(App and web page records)
● ● ●

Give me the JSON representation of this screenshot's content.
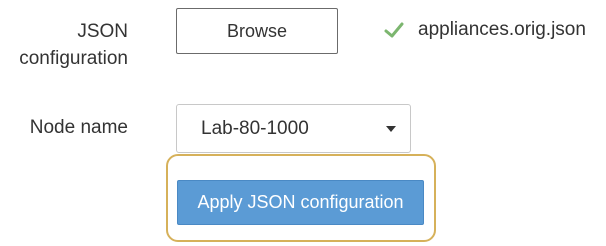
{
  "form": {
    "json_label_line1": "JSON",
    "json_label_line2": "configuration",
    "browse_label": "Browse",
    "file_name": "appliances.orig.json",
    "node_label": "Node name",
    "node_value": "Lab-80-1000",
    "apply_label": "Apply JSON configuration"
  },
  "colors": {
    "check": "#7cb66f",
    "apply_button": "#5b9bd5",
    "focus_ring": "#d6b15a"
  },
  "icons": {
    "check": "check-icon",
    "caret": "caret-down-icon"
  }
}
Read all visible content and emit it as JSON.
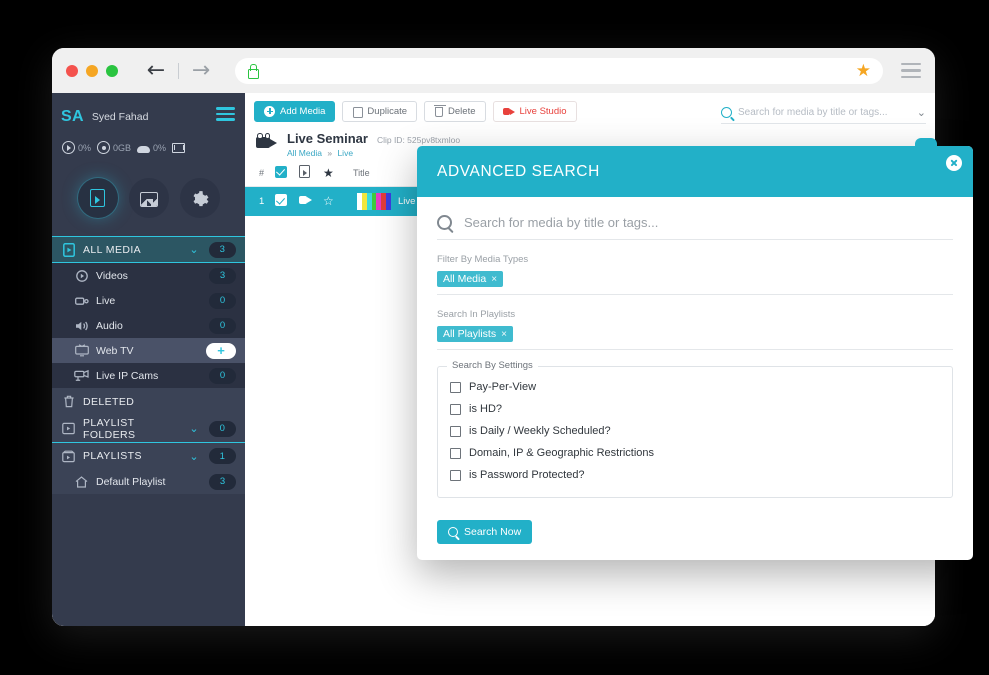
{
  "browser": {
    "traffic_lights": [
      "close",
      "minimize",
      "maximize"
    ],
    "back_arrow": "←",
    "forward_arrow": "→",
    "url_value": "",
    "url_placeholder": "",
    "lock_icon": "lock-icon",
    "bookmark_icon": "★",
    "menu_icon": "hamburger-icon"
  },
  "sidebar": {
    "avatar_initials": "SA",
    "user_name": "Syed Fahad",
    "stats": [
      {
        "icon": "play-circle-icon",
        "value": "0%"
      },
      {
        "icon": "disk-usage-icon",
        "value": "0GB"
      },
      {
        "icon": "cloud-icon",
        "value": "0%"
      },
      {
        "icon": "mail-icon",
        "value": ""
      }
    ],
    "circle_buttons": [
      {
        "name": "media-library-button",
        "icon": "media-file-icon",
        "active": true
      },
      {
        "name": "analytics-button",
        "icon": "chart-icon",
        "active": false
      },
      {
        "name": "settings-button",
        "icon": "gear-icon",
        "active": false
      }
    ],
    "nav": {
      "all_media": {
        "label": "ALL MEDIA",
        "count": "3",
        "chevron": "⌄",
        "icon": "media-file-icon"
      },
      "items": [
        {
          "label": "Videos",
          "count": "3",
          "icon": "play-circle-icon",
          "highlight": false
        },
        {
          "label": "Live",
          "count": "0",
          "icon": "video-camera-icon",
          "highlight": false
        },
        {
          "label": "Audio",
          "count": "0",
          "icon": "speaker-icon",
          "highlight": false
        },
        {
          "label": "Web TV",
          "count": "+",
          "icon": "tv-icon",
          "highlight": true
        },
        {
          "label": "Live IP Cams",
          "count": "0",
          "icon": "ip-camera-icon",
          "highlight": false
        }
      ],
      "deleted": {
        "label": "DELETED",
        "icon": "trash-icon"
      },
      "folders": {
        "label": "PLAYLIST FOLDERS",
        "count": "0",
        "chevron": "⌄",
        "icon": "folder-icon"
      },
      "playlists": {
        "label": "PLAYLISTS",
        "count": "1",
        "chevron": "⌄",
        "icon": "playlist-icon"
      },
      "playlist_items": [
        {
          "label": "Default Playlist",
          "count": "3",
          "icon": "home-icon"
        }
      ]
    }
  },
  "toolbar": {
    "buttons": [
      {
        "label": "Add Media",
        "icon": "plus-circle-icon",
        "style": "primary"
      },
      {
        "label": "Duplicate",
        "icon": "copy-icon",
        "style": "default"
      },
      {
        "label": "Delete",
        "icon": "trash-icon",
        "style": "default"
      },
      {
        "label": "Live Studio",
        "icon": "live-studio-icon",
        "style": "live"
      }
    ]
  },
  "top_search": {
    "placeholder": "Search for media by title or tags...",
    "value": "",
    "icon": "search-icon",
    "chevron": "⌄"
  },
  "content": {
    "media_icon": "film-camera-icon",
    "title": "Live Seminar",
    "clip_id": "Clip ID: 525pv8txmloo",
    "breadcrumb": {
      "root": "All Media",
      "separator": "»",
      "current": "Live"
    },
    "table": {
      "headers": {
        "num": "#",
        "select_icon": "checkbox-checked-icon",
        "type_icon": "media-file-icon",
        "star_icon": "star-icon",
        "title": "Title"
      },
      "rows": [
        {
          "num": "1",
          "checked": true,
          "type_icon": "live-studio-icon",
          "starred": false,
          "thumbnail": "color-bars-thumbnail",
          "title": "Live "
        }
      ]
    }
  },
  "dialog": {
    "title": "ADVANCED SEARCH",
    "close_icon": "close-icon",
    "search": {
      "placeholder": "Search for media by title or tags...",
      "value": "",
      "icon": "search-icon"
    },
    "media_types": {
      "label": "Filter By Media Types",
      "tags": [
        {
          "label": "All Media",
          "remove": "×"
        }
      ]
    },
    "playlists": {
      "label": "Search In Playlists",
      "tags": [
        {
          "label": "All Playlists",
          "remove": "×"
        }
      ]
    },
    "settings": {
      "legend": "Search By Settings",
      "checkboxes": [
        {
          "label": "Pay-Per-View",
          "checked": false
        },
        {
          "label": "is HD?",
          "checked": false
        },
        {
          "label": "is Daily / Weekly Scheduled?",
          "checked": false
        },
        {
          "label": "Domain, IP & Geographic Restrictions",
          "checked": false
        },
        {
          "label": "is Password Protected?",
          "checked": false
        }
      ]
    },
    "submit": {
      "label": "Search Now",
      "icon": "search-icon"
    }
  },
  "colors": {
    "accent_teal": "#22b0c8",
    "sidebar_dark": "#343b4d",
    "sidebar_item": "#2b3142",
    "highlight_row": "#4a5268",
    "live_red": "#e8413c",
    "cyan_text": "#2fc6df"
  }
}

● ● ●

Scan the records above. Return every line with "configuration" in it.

Result for this exercise –
    "json_label_line2": "configuration",
    "apply_label": "Apply JSON configuration"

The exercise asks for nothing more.